Founded in 514 BC, Suzhou has had a long and productive history. Local museums host abundant displays of its relics and many sites of historical interest exist. By 100 CE Suzhou was one of the ten largest cities on Earth, and by the early 19th century it was the world’s largest non-capital city.
Heaven has paradise; Earth has Suzhou and Hangzhou
Within the old center, Downtown Suzhou (Canglang, Pingjiang and part of Jinchang district) is completely surrounded by a large, rectangular canal known as the Hucheng River (Hucheng Hé), which is connected to China’s Grand Canal. Most of the major sights are within this area, about 6 by 3 km in size.

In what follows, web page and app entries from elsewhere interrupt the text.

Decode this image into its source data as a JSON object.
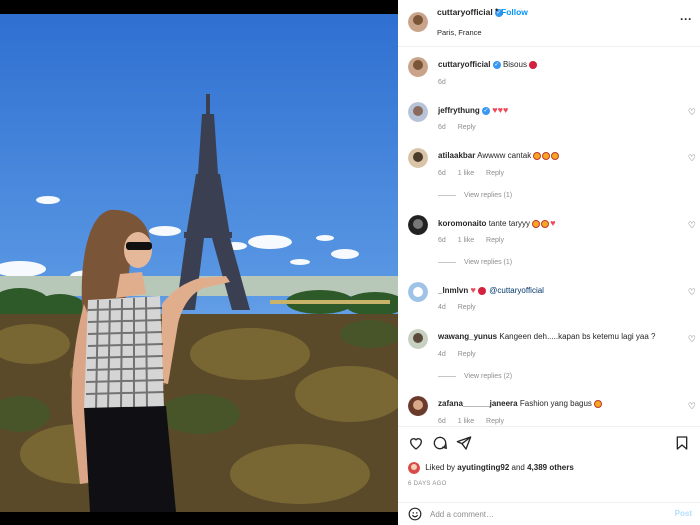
{
  "header": {
    "username": "cuttaryofficial",
    "dot": "•",
    "follow": "Follow",
    "location": "Paris, France",
    "more_icon": "more-horizontal-icon"
  },
  "caption": {
    "username": "cuttaryofficial",
    "text": "Bisous",
    "time": "6d"
  },
  "comments": [
    {
      "username": "jeffrythung",
      "text": "",
      "time": "6d",
      "likes": "",
      "reply": "Reply",
      "view_replies": ""
    },
    {
      "username": "atilaakbar",
      "text": "Awwww cantak",
      "time": "6d",
      "likes": "1 like",
      "reply": "Reply",
      "view_replies": "View replies (1)"
    },
    {
      "username": "koromonaito",
      "text": "tante taryyy",
      "time": "6d",
      "likes": "1 like",
      "reply": "Reply",
      "view_replies": "View replies (1)"
    },
    {
      "username": "_lnmlvn",
      "text": "@cuttaryofficial",
      "time": "4d",
      "likes": "",
      "reply": "Reply",
      "view_replies": ""
    },
    {
      "username": "wawang_yunus",
      "text": "Kangeen deh.....kapan bs ketemu lagi yaa ?",
      "time": "4d",
      "likes": "",
      "reply": "Reply",
      "view_replies": "View replies (2)"
    },
    {
      "username": "zafana______janeera",
      "text": "Fashion yang bagus",
      "time": "6d",
      "likes": "1 like",
      "reply": "Reply",
      "view_replies": ""
    }
  ],
  "likes": {
    "prefix": "Liked by",
    "user": "ayutingting92",
    "conj": "and",
    "others": "4,389 others"
  },
  "date": "6 DAYS AGO",
  "add_comment": {
    "placeholder": "Add a comment…",
    "post": "Post"
  },
  "colors": {
    "accent": "#0095f6",
    "verified": "#3897f0",
    "like_red": "#ed4956"
  }
}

! To make sure you don’t get too lost, ask your hotel concierge to write out the name of your destinations, as well as how to get back. Make sure to add your own notes so you know what the translation is.
In 2015, both 800-year-old Pingjiang Road Historical Block (平江路, wiki, map) and 1,200-year-old Shantang Street Scenic Area (山塘街, wiki, map) were added to the list of China’s “National Historic and Cultural Streets”. (Historical streets in Jiangsu listed as national heritage / Top 10 Historical And Cultural Streets in China)

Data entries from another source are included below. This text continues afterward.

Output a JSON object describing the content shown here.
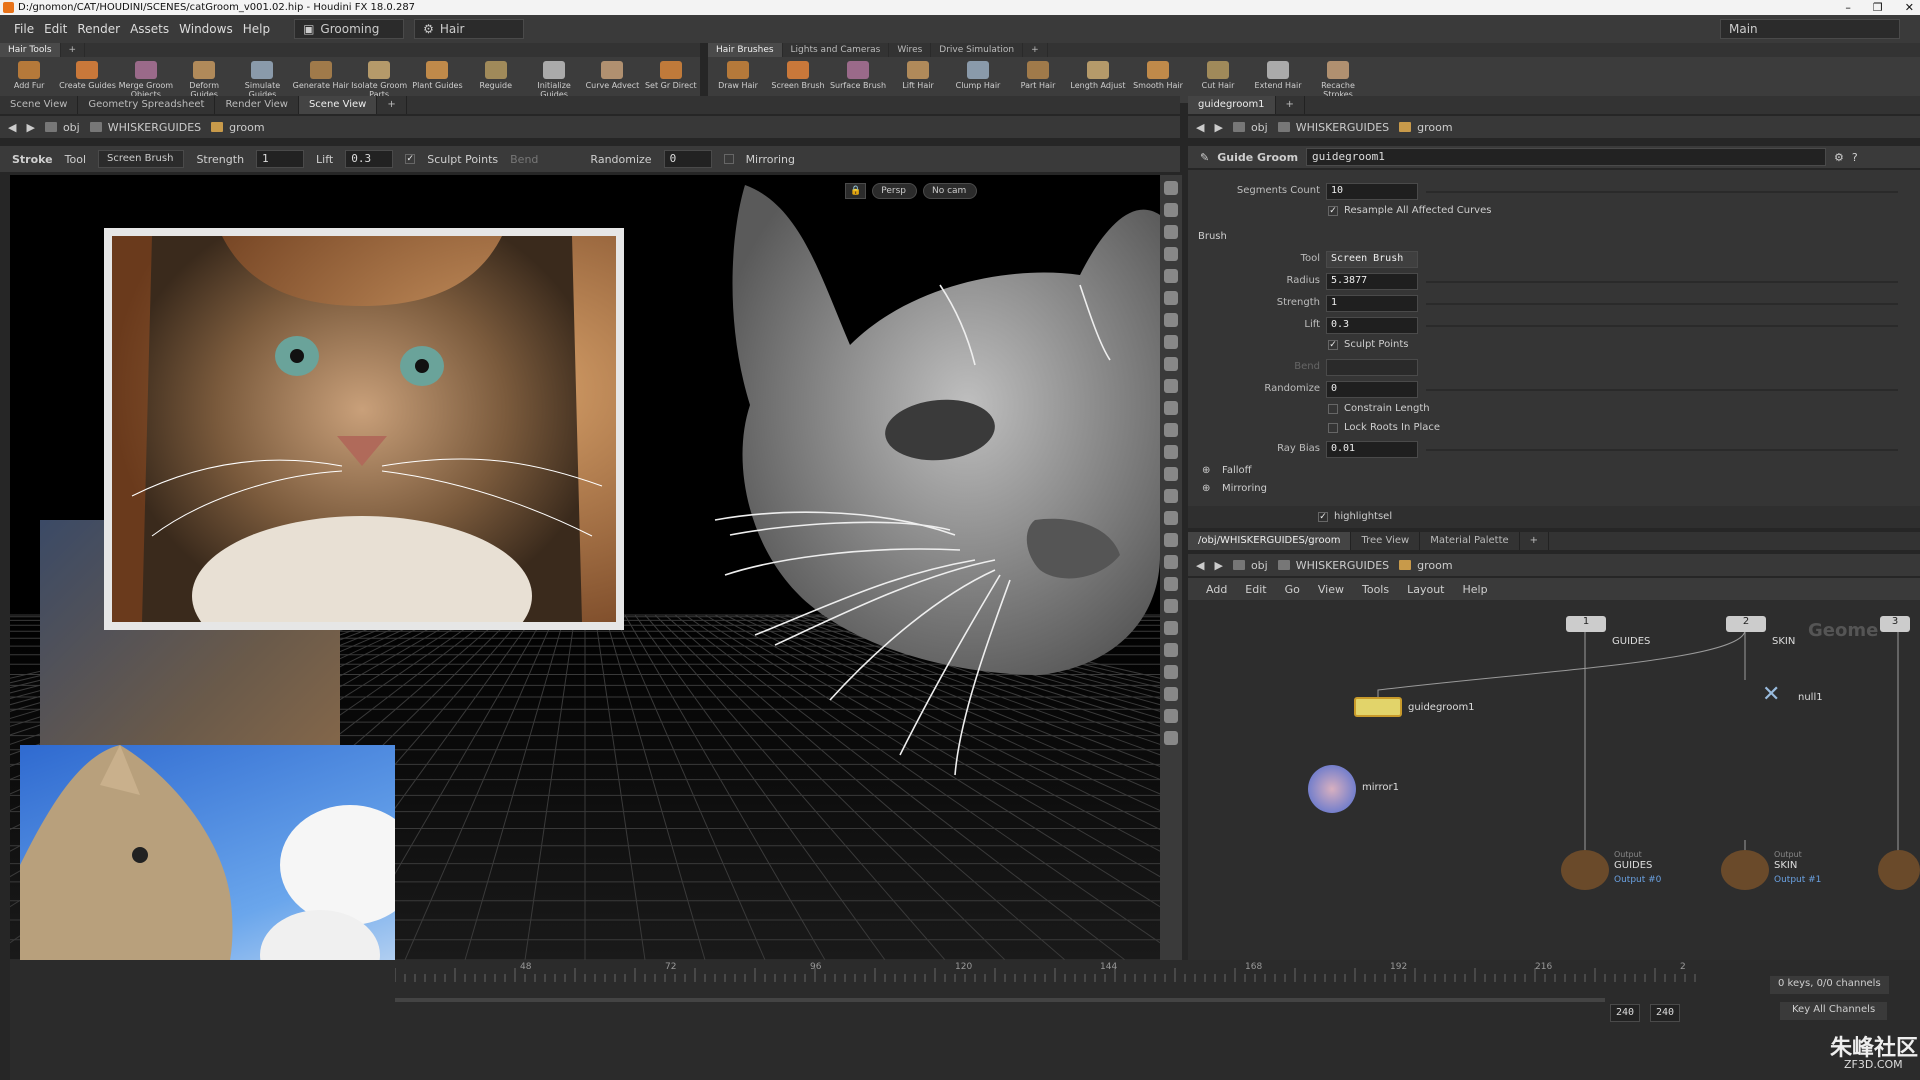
{
  "window": {
    "title": "D:/gnomon/CAT/HOUDINI/SCENES/catGroom_v001.02.hip - Houdini FX 18.0.287"
  },
  "menu": {
    "items": [
      "File",
      "Edit",
      "Render",
      "Assets",
      "Windows",
      "Help"
    ],
    "desktop": "Grooming",
    "context": "Hair",
    "layout": "Main"
  },
  "shelf_left": {
    "tabs": [
      "Hair Tools"
    ],
    "tools": [
      "Add Fur",
      "Create Guides",
      "Merge Groom Objects",
      "Deform Guides",
      "Simulate Guides",
      "Generate Hair",
      "Isolate Groom Parts",
      "Plant Guides",
      "Reguide",
      "Initialize Guides",
      "Curve Advect",
      "Set Gr Direct"
    ]
  },
  "shelf_right": {
    "tabs": [
      "Hair Brushes",
      "Lights and Cameras",
      "Wires",
      "Drive Simulation"
    ],
    "tools": [
      "Draw Hair",
      "Screen Brush",
      "Surface Brush",
      "Lift Hair",
      "Clump Hair",
      "Part Hair",
      "Length Adjust",
      "Smooth Hair",
      "Cut Hair",
      "Extend Hair",
      "Recache Strokes"
    ]
  },
  "left_tabs": [
    "Scene View",
    "Geometry Spreadsheet",
    "Render View",
    "Scene View"
  ],
  "left_path": {
    "obj": "obj",
    "guides": "WHISKERGUIDES",
    "groom": "groom"
  },
  "opbar": {
    "stroke": "Stroke",
    "tool": "Tool",
    "tool_value": "Screen Brush",
    "strength_label": "Strength",
    "strength": "1",
    "lift_label": "Lift",
    "lift": "0.3",
    "sculpt": "Sculpt Points",
    "bend": "Bend",
    "randomize_label": "Randomize",
    "randomize": "0",
    "mirroring": "Mirroring"
  },
  "viewport": {
    "persp": "Persp",
    "cam": "No cam"
  },
  "right_tabs": [
    "guidegroom1"
  ],
  "right_path": {
    "obj": "obj",
    "guides": "WHISKERGUIDES",
    "groom": "groom"
  },
  "parm_header": {
    "type": "Guide Groom",
    "name": "guidegroom1"
  },
  "parms": {
    "segments_count_label": "Segments Count",
    "segments_count": "10",
    "resample": "Resample All Affected Curves",
    "brush_section": "Brush",
    "tool_label": "Tool",
    "tool_value": "Screen Brush",
    "radius_label": "Radius",
    "radius": "5.3877",
    "strength_label": "Strength",
    "strength": "1",
    "lift_label": "Lift",
    "lift": "0.3",
    "sculpt": "Sculpt Points",
    "bend_label": "Bend",
    "randomize_label": "Randomize",
    "randomize": "0",
    "constrain": "Constrain Length",
    "lock": "Lock Roots In Place",
    "raybias_label": "Ray Bias",
    "raybias": "0.01",
    "falloff": "Falloff",
    "mirroring": "Mirroring",
    "highlight": "highlightsel"
  },
  "net_tabs": [
    "/obj/WHISKERGUIDES/groom",
    "Tree View",
    "Material Palette"
  ],
  "net_path": {
    "obj": "obj",
    "guides": "WHISKERGUIDES",
    "groom": "groom"
  },
  "net_menu": [
    "Add",
    "Edit",
    "Go",
    "View",
    "Tools",
    "Layout",
    "Help"
  ],
  "nodes": {
    "guides_num": "1",
    "guides": "GUIDES",
    "skin_num": "2",
    "skin": "SKIN",
    "three": "3",
    "geo_watermark": "Geome",
    "guidegroom": "guidegroom1",
    "null": "null1",
    "mirror": "mirror1",
    "out_guides_type": "Output",
    "out_guides": "GUIDES",
    "out_guides_sub": "Output #0",
    "out_skin_type": "Output",
    "out_skin": "SKIN",
    "out_skin_sub": "Output #1"
  },
  "timeline": {
    "ticks": [
      "48",
      "72",
      "96",
      "120",
      "144",
      "168",
      "192",
      "216",
      "2"
    ],
    "start": "240",
    "end": "240",
    "keys": "0 keys, 0/0 channels",
    "keyall": "Key All Channels"
  },
  "watermark": "朱峰社区",
  "watermark_sub": "ZF3D.COM"
}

Pingjiang Road runs parallel to the Pingjiang River for 1.5 kilometers and is lined with homes and some teahouses. Shantang Street, over twice as long at 3.8 km, is described by the BBC as retaining “the alluring qualities of an old canal-side street: whitewashed buildings are completed by red-tasseled lanterns that swing softly in the breeze, adding to the charm of the river bank”.
Tiger Hill (wiki, map) is known for its natural environment and historical sites. The hill has been a tourist destination for hundreds, if not thousands, of years, as is evident from the poetry and calligraphy carved into rocks on the hill. The Song Dynasty poet, Su Shi said, “It is a lifelong pity if having visited Suzhou you did not visit Tiger Hill.”
Shiquan Street (十全街, map) is the main bar area downtown. A number of the bars on this street (not the ones listed above) are thinly-veiled fronts for the world’s oldest profession; numbers of very friendly young ladies sitting around the bar or standing in doorways.